#### TASK ITEM:
Report every line below that carries the word "this".

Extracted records
= = = = =

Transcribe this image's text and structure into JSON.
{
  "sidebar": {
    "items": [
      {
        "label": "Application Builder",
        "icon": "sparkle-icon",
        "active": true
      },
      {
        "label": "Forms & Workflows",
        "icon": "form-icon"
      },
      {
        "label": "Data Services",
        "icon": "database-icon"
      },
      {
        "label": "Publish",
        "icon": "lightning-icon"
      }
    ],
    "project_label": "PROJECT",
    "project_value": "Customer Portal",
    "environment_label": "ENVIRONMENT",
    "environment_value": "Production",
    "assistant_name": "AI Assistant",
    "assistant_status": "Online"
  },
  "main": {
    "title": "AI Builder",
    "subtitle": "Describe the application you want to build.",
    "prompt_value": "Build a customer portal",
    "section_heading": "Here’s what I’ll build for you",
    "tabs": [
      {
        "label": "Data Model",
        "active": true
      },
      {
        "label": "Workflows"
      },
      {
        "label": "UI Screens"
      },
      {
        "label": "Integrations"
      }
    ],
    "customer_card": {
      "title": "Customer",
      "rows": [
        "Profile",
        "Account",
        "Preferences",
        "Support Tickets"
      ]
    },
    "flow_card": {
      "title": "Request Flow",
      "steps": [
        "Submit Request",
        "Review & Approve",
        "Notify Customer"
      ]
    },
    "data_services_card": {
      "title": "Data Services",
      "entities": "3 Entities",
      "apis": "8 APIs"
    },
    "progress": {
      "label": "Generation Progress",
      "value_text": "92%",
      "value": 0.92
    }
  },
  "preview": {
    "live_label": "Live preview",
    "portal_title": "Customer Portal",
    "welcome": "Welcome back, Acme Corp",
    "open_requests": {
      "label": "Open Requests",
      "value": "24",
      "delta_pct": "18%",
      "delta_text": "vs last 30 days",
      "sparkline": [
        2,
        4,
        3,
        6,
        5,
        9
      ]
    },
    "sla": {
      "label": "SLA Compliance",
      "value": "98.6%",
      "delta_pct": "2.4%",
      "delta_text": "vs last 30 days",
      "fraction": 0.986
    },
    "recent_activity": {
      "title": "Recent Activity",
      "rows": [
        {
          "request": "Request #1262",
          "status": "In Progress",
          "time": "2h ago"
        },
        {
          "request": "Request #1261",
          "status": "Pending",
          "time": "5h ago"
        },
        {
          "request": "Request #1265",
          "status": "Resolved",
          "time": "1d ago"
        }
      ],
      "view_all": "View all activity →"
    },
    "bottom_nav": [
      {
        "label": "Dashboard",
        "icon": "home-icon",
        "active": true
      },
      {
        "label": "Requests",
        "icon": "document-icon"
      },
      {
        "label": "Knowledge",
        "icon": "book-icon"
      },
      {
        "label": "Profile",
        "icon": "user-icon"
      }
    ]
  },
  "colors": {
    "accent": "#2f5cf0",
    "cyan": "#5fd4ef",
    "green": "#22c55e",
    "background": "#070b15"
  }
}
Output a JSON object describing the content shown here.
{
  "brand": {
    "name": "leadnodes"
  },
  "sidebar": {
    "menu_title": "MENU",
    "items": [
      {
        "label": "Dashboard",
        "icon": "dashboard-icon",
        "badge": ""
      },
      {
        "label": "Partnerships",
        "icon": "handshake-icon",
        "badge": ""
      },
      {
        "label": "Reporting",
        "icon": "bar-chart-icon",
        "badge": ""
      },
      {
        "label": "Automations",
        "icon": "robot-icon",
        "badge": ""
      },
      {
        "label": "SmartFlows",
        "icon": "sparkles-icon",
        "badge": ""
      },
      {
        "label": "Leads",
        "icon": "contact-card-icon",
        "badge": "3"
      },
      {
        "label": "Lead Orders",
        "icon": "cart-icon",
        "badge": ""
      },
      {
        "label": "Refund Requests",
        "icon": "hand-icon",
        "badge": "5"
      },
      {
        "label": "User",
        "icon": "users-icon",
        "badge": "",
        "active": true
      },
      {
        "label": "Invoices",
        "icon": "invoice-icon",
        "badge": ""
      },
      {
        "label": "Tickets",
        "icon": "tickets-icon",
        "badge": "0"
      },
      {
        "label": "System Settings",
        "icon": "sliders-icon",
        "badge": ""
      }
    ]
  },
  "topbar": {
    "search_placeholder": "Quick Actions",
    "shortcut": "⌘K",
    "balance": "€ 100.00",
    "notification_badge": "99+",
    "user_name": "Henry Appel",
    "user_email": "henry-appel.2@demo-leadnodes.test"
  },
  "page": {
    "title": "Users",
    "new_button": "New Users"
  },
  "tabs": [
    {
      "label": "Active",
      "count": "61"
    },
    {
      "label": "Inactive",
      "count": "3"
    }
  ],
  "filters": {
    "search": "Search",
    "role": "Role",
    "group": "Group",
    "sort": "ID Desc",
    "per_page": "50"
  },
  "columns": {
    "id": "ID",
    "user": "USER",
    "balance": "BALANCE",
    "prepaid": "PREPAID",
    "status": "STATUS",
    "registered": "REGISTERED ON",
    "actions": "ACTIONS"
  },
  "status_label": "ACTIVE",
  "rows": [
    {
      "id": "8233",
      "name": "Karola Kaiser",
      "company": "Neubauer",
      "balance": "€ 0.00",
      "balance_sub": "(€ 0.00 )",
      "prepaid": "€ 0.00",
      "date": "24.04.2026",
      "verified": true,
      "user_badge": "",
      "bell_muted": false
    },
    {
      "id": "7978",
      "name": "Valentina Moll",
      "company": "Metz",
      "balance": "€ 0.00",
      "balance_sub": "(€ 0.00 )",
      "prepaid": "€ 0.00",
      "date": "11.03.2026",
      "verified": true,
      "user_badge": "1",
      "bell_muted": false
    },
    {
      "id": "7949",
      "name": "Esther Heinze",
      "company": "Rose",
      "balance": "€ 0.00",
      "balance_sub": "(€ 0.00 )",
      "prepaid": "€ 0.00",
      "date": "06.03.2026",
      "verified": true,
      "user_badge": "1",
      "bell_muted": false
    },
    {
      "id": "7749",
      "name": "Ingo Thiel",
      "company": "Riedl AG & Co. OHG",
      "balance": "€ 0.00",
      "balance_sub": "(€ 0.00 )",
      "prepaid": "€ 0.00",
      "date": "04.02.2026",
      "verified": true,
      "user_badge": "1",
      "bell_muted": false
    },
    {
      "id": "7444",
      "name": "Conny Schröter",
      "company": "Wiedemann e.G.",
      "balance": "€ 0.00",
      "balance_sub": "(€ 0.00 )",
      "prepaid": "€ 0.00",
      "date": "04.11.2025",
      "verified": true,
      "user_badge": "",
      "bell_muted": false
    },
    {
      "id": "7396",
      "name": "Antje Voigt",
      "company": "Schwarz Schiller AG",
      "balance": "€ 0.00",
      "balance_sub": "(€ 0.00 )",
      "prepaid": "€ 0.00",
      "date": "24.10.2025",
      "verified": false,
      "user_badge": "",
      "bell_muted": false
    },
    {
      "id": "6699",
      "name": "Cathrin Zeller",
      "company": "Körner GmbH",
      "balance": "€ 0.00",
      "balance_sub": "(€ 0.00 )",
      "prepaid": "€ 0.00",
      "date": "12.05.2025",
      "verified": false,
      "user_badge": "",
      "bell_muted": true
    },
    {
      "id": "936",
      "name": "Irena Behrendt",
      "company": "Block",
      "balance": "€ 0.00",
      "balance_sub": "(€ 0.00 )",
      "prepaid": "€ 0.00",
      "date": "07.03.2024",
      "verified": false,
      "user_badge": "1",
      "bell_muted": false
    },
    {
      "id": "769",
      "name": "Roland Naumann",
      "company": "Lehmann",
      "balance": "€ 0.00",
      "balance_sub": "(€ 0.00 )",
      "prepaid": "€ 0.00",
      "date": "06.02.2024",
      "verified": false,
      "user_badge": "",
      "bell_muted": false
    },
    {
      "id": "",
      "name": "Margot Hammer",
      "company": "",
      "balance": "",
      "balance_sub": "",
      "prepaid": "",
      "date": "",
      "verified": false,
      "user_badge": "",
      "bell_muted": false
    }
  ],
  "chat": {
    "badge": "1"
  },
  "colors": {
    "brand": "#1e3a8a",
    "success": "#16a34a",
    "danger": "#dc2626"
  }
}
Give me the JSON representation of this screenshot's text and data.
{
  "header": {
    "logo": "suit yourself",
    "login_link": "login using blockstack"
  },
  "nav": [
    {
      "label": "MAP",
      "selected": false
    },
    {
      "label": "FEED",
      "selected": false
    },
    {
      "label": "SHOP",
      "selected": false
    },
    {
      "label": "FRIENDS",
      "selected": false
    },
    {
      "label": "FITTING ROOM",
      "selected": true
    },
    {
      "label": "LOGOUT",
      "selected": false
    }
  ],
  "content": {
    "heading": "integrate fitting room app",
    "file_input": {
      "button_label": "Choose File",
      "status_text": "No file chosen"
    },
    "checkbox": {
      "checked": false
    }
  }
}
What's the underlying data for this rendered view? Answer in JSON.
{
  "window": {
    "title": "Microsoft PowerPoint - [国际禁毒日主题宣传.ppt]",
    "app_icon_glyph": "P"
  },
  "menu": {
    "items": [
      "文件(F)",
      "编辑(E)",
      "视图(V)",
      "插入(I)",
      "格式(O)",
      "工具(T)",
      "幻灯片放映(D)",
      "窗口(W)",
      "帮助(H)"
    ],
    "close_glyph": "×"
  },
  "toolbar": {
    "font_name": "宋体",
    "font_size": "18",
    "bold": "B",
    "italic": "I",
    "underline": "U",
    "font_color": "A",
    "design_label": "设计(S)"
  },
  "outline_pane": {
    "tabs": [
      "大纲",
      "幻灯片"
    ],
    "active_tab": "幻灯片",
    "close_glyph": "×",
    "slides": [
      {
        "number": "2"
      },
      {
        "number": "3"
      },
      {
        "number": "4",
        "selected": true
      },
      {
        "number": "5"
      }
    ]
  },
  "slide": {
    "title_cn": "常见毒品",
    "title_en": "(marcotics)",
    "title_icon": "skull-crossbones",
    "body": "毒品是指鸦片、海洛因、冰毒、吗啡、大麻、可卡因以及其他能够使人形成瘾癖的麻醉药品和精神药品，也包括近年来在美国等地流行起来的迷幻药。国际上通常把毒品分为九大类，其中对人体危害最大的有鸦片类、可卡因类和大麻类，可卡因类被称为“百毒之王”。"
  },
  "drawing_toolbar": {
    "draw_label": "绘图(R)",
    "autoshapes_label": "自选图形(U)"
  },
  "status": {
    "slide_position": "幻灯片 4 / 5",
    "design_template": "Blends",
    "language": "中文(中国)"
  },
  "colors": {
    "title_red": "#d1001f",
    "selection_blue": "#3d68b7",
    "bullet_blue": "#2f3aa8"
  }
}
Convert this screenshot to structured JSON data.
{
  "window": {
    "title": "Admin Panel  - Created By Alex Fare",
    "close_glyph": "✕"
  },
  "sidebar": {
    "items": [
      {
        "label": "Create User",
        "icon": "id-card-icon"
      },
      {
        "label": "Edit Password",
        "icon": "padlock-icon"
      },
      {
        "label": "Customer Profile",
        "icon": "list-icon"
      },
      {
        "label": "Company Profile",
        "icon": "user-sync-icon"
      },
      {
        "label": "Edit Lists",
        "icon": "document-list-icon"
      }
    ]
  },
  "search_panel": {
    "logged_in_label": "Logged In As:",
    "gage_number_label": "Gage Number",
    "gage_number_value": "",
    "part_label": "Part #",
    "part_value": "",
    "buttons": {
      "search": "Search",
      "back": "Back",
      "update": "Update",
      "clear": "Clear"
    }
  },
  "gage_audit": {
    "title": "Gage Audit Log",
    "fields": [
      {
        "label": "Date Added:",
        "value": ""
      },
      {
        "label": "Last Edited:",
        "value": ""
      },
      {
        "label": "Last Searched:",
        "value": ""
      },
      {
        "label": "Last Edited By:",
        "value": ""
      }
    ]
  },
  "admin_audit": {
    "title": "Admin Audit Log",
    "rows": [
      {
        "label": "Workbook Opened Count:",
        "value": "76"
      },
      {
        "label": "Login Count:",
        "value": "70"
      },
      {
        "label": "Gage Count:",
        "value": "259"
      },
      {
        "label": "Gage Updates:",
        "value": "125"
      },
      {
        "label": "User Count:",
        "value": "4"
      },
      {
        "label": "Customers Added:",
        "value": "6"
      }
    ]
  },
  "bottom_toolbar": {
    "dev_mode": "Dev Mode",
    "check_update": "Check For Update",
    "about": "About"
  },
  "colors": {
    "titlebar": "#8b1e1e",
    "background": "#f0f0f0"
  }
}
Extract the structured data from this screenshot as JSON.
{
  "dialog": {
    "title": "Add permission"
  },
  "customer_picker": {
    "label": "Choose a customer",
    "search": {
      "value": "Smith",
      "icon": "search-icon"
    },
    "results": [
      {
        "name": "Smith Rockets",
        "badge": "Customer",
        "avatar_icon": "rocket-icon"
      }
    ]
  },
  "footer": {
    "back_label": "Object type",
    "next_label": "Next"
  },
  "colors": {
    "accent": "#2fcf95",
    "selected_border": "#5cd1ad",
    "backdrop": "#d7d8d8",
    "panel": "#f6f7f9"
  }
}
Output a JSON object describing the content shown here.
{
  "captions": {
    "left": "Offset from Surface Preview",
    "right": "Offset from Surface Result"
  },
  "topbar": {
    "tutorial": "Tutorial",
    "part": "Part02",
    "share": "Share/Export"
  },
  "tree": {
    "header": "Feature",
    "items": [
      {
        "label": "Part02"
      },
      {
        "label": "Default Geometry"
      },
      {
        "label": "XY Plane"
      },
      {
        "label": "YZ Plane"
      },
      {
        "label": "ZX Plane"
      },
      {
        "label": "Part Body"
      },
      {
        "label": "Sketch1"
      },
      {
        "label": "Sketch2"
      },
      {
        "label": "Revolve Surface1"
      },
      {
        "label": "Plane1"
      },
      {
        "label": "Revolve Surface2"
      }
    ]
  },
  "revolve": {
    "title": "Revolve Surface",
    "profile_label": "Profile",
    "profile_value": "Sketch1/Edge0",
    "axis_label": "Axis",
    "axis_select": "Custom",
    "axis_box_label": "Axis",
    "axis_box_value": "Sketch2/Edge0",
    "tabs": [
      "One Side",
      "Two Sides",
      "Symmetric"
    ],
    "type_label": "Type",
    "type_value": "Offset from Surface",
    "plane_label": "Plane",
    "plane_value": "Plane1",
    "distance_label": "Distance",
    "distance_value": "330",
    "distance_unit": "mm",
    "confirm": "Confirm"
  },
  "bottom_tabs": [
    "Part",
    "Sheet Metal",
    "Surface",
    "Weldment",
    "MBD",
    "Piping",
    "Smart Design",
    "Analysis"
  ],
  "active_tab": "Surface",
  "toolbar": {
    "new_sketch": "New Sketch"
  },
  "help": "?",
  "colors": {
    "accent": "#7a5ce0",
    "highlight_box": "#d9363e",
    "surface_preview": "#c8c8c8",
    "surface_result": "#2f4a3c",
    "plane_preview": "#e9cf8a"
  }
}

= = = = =

#### RESPONSE:
Transcribe this image's text and structure into JSON.
Give me the JSON representation of this screenshot's text and data.
What's the underlying data for this rendered view? Answer in JSON.
Convert this screenshot to structured JSON data.
Extract the structured data from this screenshot as JSON.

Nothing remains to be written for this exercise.